The hammer has struck: Celsius Network, a New Jersey-based crypto lending services provider, announced on Wednesday that it has filed for Chapter 11 bankruptcy. After a series of descending cryptocurrency price swings that saw the crypto market bleed around 60% of its valuation in six months – and a number of miscalculated risks – the provider says its bankruptcy filing aims to enable a “comprehensive restructuring plan” to the benefit of “all stakeholders”. As is often the case, shark and whale lenders have started feeding on the bloodbath before other, less leveraged investors do.
According to the filing in the US Bankruptcy Court for the Southern District of New York, Celsius estimated its assets and liabilities to be in the range of $1 billion to $10 billion. The bankruptcy filing comes after the Decentralized Finance (DeFi) player froze all withdrawals, swaps, and transfers on its platform “to stabilize its business and protect its customers” on June 12. Interestingly, Celsius took much longer to freeze deposits, which led to some users’ funds being pulled towards its financial black hole after the freeze took place.
Celsius Mining, the company’s cryptocurrency mining unit that announced intentions of undergoing an Initial Public Offering (IPO) as early as March this year filed for bankruptcy as well.
According to the court documents, and after a series of high-profile payments to other crypto lenders, Celsius currently has approximately $167 million in liquidity against the $4,153,380,951.91 its 1.7 million customers originally deposited. And just this Monday, July 12, Vermont’s Department of Financial Regulation said Celsius Network was “deeply insolvent and lacks the assets and liquidity to honor its obligations to account holders.” The writing was on the wall.
Laura Shin, a crypto journalist and podcaster who wrote The Cryptopians, a book analyzing the emergence days of crypto – and Ethereum in particular – told the Washington Post that Celsius “engaged in risky strategies for generating yield on their depositor’s funds.” Celsius’ claim to fame rested on returns that could sometimes soar above 18% – just for users depositing (in crypto world, staking) their tokens with the service.
A former Celsius employee and CEO of DeFi firm KeyFi, Jason Stone, has already moved with a lawsuit against the company, accusing it of facilitating a Ponzi scheme that aimed to – and succeeded in – manipulating the cryptocurrency market.
Celsius has separately issued motions with the New York court asking for it to be allowed to continue operating “in the normal course”, in order to bring in the profits that would allow it to pay employees and continue benefits.

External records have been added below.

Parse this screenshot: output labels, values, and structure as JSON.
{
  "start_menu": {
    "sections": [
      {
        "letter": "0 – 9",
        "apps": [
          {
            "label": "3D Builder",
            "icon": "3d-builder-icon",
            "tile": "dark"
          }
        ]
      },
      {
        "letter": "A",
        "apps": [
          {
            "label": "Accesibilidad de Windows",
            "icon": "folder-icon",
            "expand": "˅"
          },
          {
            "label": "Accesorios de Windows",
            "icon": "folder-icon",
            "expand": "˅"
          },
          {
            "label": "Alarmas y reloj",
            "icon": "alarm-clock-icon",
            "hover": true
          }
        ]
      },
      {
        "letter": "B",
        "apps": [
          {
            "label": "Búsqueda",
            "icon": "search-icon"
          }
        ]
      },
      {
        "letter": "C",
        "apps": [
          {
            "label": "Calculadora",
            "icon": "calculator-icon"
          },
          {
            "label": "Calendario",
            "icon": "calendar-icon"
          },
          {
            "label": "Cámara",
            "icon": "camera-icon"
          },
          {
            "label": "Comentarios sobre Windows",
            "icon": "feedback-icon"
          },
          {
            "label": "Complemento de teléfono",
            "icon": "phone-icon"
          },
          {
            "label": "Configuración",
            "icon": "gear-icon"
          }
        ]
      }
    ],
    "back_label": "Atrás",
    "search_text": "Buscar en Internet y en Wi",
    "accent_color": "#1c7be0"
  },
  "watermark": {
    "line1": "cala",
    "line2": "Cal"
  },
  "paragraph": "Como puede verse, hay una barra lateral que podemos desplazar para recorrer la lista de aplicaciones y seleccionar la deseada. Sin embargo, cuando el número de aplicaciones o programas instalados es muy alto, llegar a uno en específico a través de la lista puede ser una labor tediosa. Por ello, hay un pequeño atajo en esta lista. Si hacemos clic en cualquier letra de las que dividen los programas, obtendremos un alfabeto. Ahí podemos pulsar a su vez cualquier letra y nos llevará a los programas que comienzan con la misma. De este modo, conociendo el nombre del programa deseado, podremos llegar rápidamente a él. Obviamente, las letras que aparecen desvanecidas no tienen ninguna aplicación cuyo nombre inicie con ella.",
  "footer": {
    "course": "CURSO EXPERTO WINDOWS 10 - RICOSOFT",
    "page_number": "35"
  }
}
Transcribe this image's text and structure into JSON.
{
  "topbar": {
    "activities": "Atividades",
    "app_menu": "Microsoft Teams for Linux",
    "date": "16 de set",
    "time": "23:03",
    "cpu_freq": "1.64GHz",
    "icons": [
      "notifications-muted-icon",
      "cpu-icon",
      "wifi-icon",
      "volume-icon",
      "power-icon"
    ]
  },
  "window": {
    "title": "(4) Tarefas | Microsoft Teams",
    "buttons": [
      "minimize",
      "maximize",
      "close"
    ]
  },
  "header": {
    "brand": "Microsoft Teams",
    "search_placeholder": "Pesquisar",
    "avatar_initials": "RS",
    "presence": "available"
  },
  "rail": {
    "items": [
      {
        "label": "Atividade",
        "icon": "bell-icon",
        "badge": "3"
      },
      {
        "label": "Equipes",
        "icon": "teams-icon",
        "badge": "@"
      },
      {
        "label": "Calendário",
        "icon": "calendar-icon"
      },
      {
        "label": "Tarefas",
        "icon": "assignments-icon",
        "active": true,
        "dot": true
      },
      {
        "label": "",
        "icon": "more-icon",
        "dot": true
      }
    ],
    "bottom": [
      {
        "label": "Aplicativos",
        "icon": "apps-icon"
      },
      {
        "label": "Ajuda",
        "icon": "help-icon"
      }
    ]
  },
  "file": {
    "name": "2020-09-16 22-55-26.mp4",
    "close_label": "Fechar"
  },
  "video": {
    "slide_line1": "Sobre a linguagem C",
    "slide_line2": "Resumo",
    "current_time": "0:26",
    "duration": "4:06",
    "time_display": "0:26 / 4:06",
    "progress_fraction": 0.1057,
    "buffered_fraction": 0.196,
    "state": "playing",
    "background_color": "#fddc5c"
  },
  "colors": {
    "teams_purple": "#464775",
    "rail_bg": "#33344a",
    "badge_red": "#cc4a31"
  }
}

Celsius represents a pervasive problem in the crypto industry, where financial services that claim to be decentralized (it’s in the name) are actually centralized entities, with the power to control the flow of crypto assets.